I posted a photo of one of my rose bushes on Facebook the other day. In full bloom, the colors were lush and unusual. The next day there was a monstrous hailstorm. We get them all the time during Colorado summers. There are people who swear off planting a garden because the hail and Mother Nature’s capriciousness makes the tame hobby of gardening a bit like playing Russian Roulette. But for many in our Information Age, the growing season is a chance to reconnect to the earth, a reforging of the age-old bond between humans and the miracle of seeds and water.
The hail shredded my roses and as did others who had been hit, I spent the next few days in mourning. Lush flora had been replaced with bare stalks — Dr. K’s comment that our plants now looked like Charlie Brown’s Christmas tree didn’t go over very well. But there was also support, both face-to-face and on social media, with people suggesting ways to encourage plant and garden regrowth. They said it was early enough in summer that we could still expect to enjoy blossoms and vegetables. So there was healing, and there was reassurance that we — the idyllic gardeners — were not alone.
That sense of connection happened again without me even stepping away from my desk chair.
A friend from high school posted his senior yearbook picture on Facebook, using it as his profile. I thought it would be fun to challenge others from our high school to do the same as a way to celebrate the Fourth of July.
I was astonished by the number of schoolmates who dredged up their senior photos in response. Over the next few days, some used cell phones to capture old photos from yearbooks, others found printed pictures framed and hanging on the walls of their parents’ homes. We swapped adult avatars carefully selected to represent our adult selves for ones created over 35 years ago by a stranger, someone behind a camera who had been paid to capture our youth at a single moment. Others who hadn’t grown up with us joined in, threaded together via Facebook’s sometimes odd algorithm, also sharing a filament of their earlier selves.

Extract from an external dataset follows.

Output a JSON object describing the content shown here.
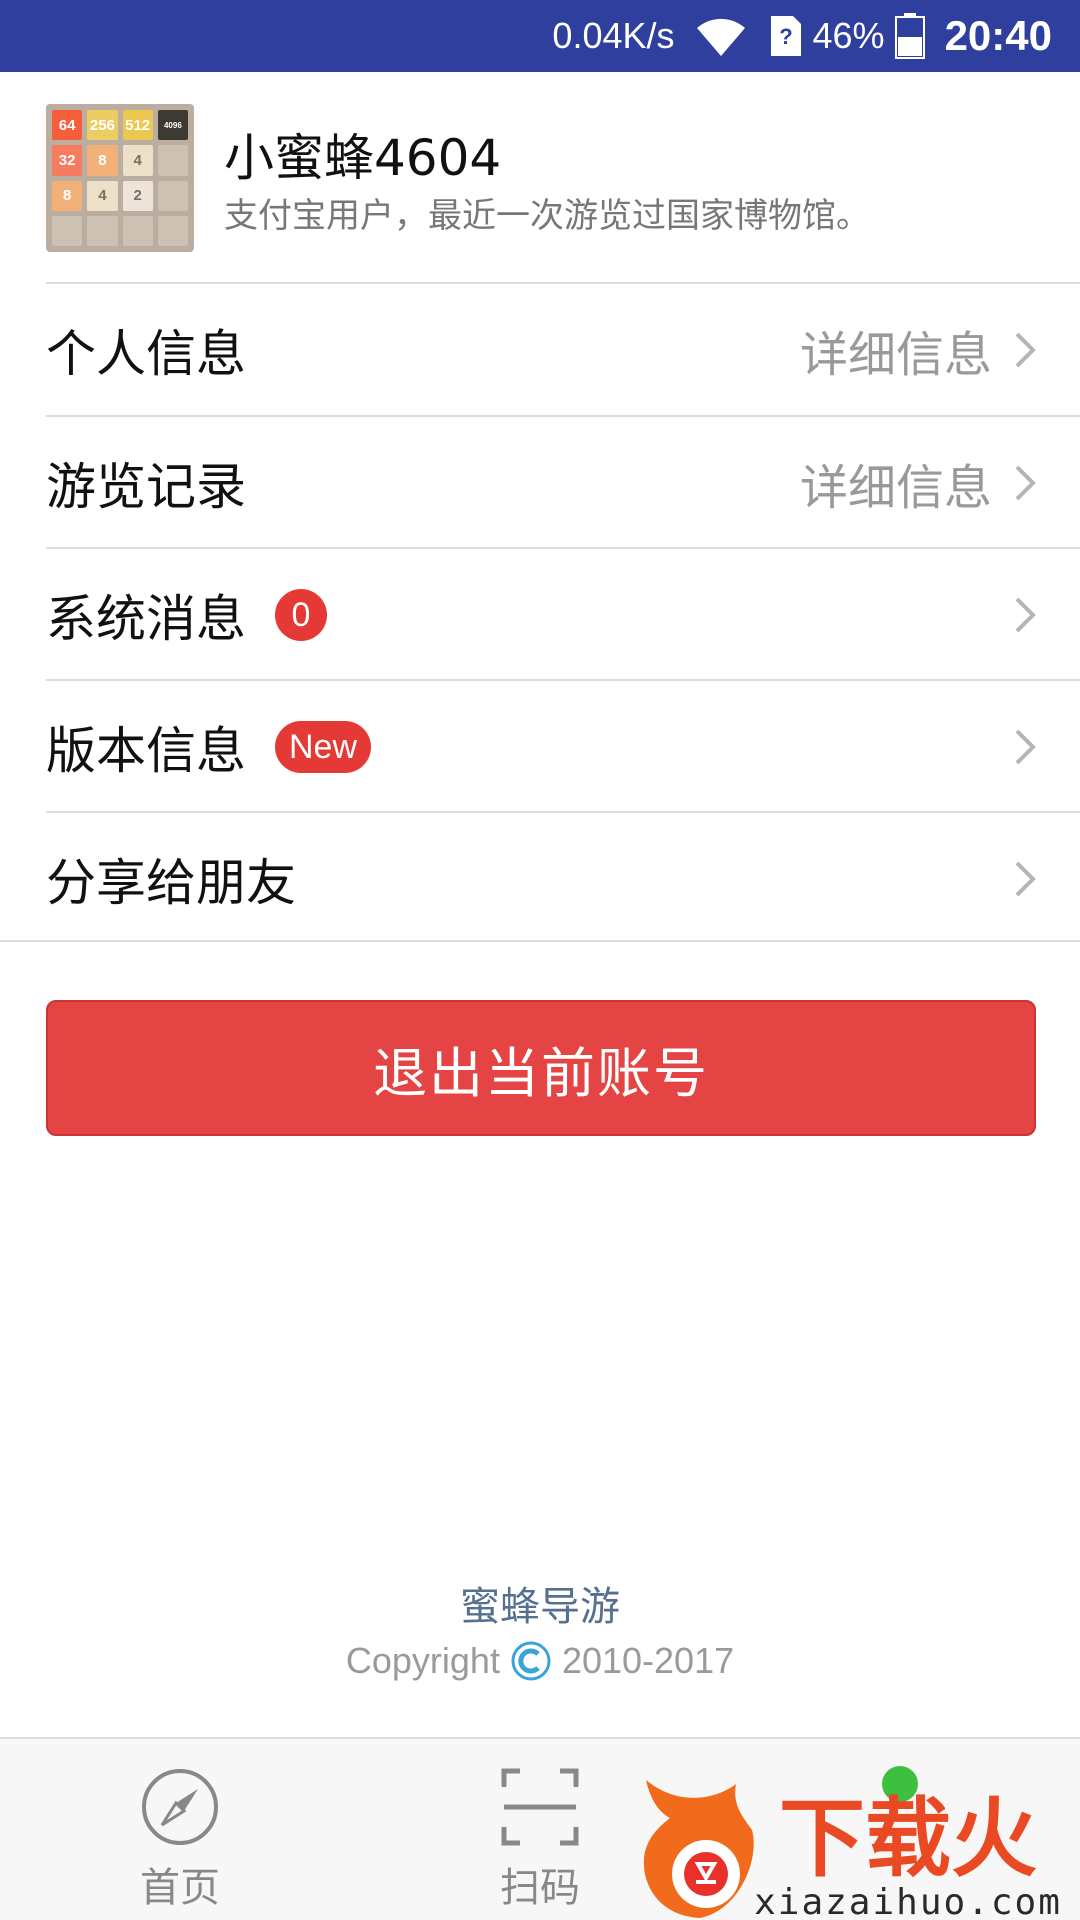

Intended as a game, the memory-tugging exercise became one of animating reconnection.
I think part of why it occurred was seasonal. Independence Day used to be the call to reunite after we students dispersed for the first month of summer vacation. After Memorial Day, classmates drifted into summer routines: lawn mowing jobs, pizza or (in my case) flower delivery, or working for fast food joints. Summer days were different from school days when we connected passing back and forth in the school hallways, lounging on the grass outside the building during lunch break, or at sports events. For a month, there had been a lull.
After graduation from high school, everyone dispersed. Many of us have reconnected through Facebook. But in posting those pictures for the Fourth of July, we experienced a regenerative moment.
In those photos captured long ago, we looked hopeful, proud, and eager to take on the world. The photos pulsed with vital energy. It was our turn to test new ideas.
Connecting with old friends came at the right time in life, not only because we are over 50, but because people in America are so isolated today.
We see this isolation in the recent high profile suicides of Kate Spade and Anthony Bourdain, we see it in how the country is polemically divided. We see it in how we prefer to communicate by text and email rather than picking up the phone, as if hearing words spoken in a human timbre may change our minds and make us identify with another person. We don’t want our minds to be changed. We want to live according to our own ideas, in solitude, lest we come into contact with ideas and ways of life that are different from how we have chosen to exist. We look away from others because something about them makes us uncomfortable.
And when we do come into contact with an idea to which we don’t adhere, rather than considering it, we belittle it and the person who said it.
You might say this is fine. That there isn’t a problem with having individual ideas of the way the world should spin. Things are going along quite well.
But in our individualism, we lack balance. In comfort, we relinquish what is right. We relinquish the once-lively interchange of ideas that made Americans as a people great.
Some years ago, we were in a taxi headed to a hotel in downtown San Francisco. As is so often the case in January, the city was fogbound and the night time landing had been a tense one. San Francisco’s airport is notorious for its near-misses and runway crashes. On the drive downtown, I could see equally spaced pinpricks of light cascading over nearby hillsides, as if one of those mesh light nets you can decorate evergreen bushes for the winter holidays had been gently draped across the city’s hills. After the harrowing landing, it was reassuring to see the spots of steady light. It was a reminder that there were others out there in a world that was stable.
So, as a challenge, what if we were to once again post our fresh-faced selves for the world to see. Let’s post — metaphorically speaking — some of that vital energy from years ago. Don’t simply post it on Facebook, that platform is too limiting. Take those fresh-faced teenagers who were going to change the world, one good deed at a time, and shine the light. We can create a network of lights to show the world who we are as a country, and as people who care about others.
And then talk with people. Even if they’re different. You may discover similarities. And in that way, we might be able to work in tandem.
Oh, and in case you’re interested, I cut my roses down to their roots. They’re growing back already. Determined little buggers.
Award-winning Chick Lit author Emily Kemme writes about the quirks of human nature. Find musings, recipes, and satire on her blog, Feeding the Famished. Novels | Drinking the Knock Water: A New Age Pilgrimage | In Search of Sushi Tora | Other works in progress